While pregnant, I constantly wondered: Where will we put the baby when we’re not holding him? I know it sounds silly, but it was a real concern of mine. For us, the answer was the Rock ‘n Play. C.J. practically lived in this cozy little hammock-type contraption for the first four months of his life. To this day, it’s where he takes his best and longest naps, so when I really, realllly need him to sleep for more than one hour, that’s where I plop him.

2.       Gerber Prefold Birdseye Cloth Diapers

We use these as burp clothes (I’m far too lazy to use them for their intended purpose). I can’t stress it enough: You just can’t have too many of these. We have them strategically placed throughout the house, from the nursery and living room, to our nightstand and the back porch.

3.       Nursing Pillow

These just made feedings more comfortable for me and C.J. I’m still extremely reliant on it. We also use it to prop him up in sitting position.

4.       Swaddle Sleep Sacks

As soon as C.J. was big enough that these didn’t completely envelope him, we started using them at night for peace of mind (versus a blanket, which could potentially come loose). Once he went all ninja and started breaking out and threatening to roll over while swaddled, we began employing the infamous Double Swaddle Method. That’s right. Double Swaddle. He slept like this until very recently (10-12 hours a night, might I add).

5.       Activity Mat

Must Have Baby Items

Perhaps no other item brings me fonder maternity leave memories than our activity mat. We would spend hours on this every day, working on tummy time, reading books, swatting at the dangling animals (Larry the Lion, Elliot the Elephant, Marvin the Monkey, Zoey the Zebra and Wally the Whale) or just lying there staring at each other. I could never bring myself to throw this away.

 6.       Pacifier

I was one of those clueless, self-righteous souls who swore my kid would never use a pacifier. By week three, I was begging C.J. to take one. They’re a lifesaver on long car rides and out in public, when you don’t want to be the Mom with the Screaming Child. When he’s tired, cranky and fighting sleep, all I have to do is rock him a little and stick a paci in his mouth, and his eyes immediately start to flutter closed.

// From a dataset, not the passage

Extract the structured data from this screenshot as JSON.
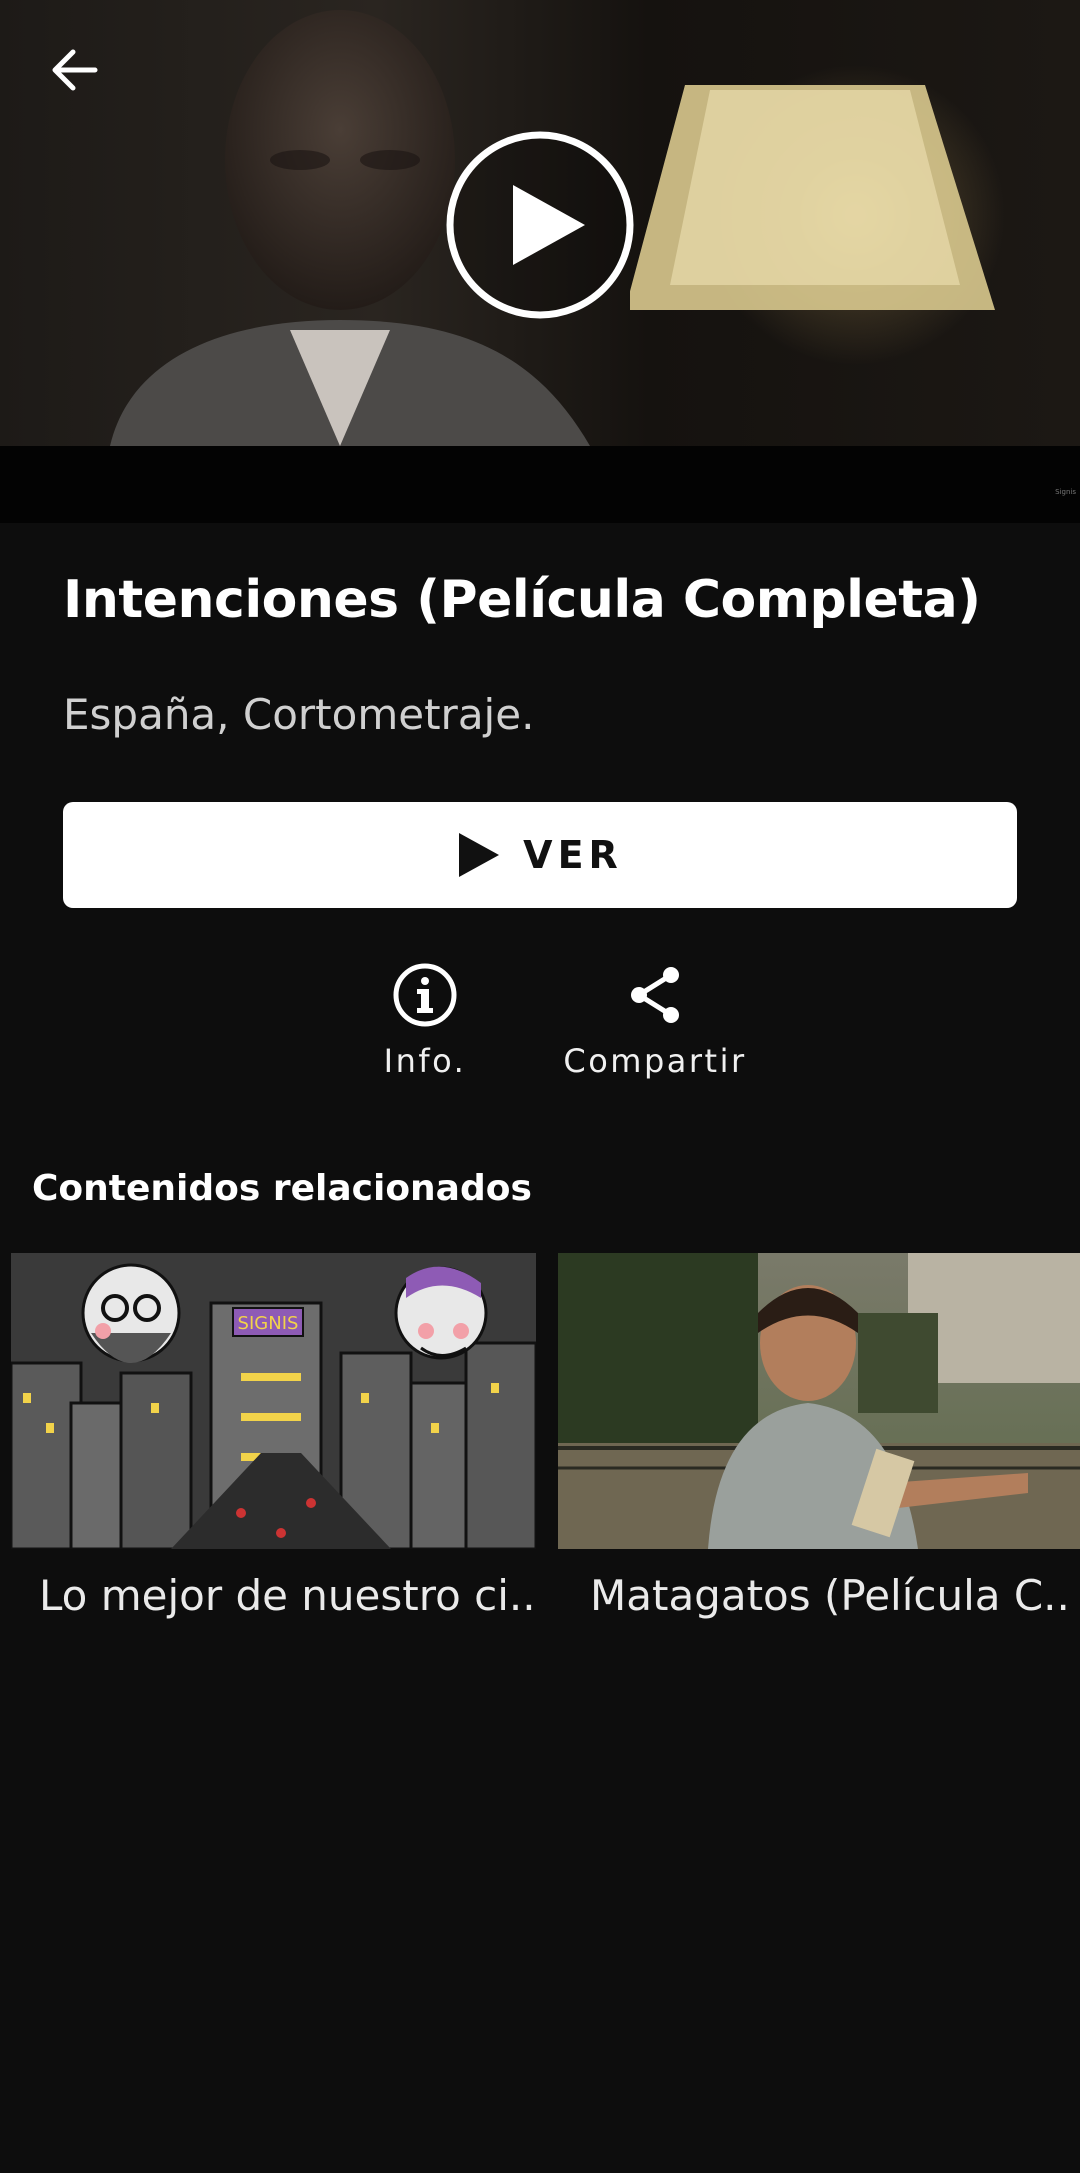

Note: He was picky with his pacifiers, so be sure to test out a few brands. When you find one he likes, buy 10 of them.

7.       Bouncy Chair

Admittedly, it took me a while to warm to this particular item. I mean, how much baby gear can one family have scattered around the living room? I started using it at around two months, and to this day, it’s my babysitter when I’m getting ready for work in the mornings. It keeps him entertained for up to an hour, and it’s lightweight enough that I can park it just outside the bathroom and keep an eye on him while I shower, do my hair, makeup and get dressed.

8.       Changing Pad Liners

Yes, in addition to changing pad covers. It must be a boy thing, but it seemed like for the first three to four months, every time we changed his diaper, he’d pee the second it came off. We perfected a series of Matrix-style pee-dodging moves that kept us mostly dry, however it seemed like we were stripping and washing our covers after every other diaper change. These just made life a little easier.